University President Joel Seligman’s decision to arm 42 Department of Public Safety (DPS) officers is a disappointing one.
The four town halls held on the subject, or those held about last year’s Yik Yak racism, shouldn’t be dismissed as PR theatre, as some have suggested.
But in both cases, the perspective of minority students and faculty—who arguably had a larger stake than most in the results of the decisions—was not first and foremost in Seligman’s reckoning.
Seligman’s calculus was wrong—the perspectives of minority students, staff, and faculty, were not weighted enough. He took their concerns seriously, but not seriously enough.
It is more likely that minority students will be made to feel unsafe by the presence of armed officers than it is that those officers will prevent an incident in the Medical Center.
It is already the case, in fact, that students of color feel unsafe because of this decision. They said as much at the town hall meetings, even about the mere possibility of arms on campus.
A campus that does not elevate the voices of its students of color and underrepresented minority faculty is not the kind of 21st-century campus we want to build.
Seligman’s calculus could have been improved by including these voices in the committees and commissions he has formed.
Students of color ought to have had a seat on the review councils Seligman assembled to aid in his decision, which were dominated by administrators and trustees.
Their fears, expressed time and time again over the past eight months, should not have been wiped away with a simplistic “more people wrote emails favoring armament,” which dabbles in false equivalence. Generally, white people on campus will be fine with or without armed officers; that can’t be said for people of color, whose mental and emotional health must also be considered.

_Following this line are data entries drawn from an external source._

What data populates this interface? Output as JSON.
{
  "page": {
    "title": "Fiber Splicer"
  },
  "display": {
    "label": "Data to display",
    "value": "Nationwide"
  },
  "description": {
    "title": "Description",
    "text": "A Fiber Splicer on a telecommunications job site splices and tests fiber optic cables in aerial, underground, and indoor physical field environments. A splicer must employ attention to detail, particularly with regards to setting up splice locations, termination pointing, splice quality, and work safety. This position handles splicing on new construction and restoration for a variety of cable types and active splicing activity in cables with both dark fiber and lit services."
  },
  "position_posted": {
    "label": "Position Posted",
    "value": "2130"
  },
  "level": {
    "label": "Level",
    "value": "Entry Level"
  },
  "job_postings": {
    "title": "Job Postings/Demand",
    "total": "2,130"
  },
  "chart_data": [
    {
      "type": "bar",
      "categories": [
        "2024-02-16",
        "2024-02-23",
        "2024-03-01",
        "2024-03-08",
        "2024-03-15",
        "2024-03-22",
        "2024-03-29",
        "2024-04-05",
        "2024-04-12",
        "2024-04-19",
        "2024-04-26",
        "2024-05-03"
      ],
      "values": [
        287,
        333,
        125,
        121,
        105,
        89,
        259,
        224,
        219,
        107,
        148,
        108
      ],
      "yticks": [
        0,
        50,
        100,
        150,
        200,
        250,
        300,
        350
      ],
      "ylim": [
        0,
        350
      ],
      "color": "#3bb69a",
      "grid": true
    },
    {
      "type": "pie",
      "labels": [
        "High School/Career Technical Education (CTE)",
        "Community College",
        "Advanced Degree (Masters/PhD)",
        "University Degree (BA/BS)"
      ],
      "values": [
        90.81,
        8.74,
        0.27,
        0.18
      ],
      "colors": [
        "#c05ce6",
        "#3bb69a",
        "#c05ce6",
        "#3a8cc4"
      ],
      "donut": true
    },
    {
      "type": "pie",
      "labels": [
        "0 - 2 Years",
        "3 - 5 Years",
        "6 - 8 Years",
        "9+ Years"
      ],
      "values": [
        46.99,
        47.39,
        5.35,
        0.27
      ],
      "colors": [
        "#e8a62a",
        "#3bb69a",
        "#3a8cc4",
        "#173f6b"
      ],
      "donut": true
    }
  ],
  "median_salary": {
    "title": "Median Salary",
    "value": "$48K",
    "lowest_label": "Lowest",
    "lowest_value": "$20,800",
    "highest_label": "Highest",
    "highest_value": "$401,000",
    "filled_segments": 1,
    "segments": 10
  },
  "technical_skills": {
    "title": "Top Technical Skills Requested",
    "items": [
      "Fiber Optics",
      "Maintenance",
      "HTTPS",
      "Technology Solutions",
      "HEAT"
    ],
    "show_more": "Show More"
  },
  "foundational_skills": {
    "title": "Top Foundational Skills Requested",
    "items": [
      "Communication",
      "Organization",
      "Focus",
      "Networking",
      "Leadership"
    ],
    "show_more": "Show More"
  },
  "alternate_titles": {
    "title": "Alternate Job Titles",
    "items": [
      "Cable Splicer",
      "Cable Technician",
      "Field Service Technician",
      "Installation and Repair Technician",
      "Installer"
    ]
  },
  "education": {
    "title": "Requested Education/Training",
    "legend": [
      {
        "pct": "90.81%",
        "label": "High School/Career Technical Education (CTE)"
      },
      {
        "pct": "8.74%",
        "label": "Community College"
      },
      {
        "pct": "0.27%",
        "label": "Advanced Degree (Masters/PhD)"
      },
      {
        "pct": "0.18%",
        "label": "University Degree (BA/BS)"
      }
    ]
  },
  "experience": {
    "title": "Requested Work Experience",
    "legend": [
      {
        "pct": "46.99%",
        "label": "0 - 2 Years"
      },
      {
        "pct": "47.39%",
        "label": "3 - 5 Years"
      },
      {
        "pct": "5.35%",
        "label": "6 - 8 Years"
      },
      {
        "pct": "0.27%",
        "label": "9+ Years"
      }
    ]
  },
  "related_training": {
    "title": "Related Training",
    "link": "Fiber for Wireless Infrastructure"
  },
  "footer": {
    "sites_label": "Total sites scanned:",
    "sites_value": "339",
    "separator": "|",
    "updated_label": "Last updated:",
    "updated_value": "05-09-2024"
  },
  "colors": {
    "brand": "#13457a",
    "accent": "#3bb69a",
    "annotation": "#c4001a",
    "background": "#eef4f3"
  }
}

That’s what happened, though, and what happened in the case of the banning Yik Yak, a substantially easier decision to make—banning it from University internet would not have prevented people who really wanted to use the app from using it through other means.
Sure, you could have called it a symbolic decision, as Seligman did, but it was one that would have made minority students feel they were being heard by their institution.
Going forward, Seligman should listen to these voices before the town hall stage of his decisions.
Here’s a good start: A member of the Minority Student Advisory Board ought to have a permanent seat on the DPS review board Seligman has formed in conjunction with his decision.
The town hall meetings offered spectators the chance to absorb firsthand testimonials from students and faculty of color, to whom the arming of DPS officers may represent a very real threat; from DPS officers and Medical Center personnel, to whom the decision represents safety and insurance; and from others concerned about personal safety on our campuses. The same goes for the Yik Yak forums.
The voices of our underrepresented students had space and attention in these town halls. Let’s see the same in the policies and committees they inform.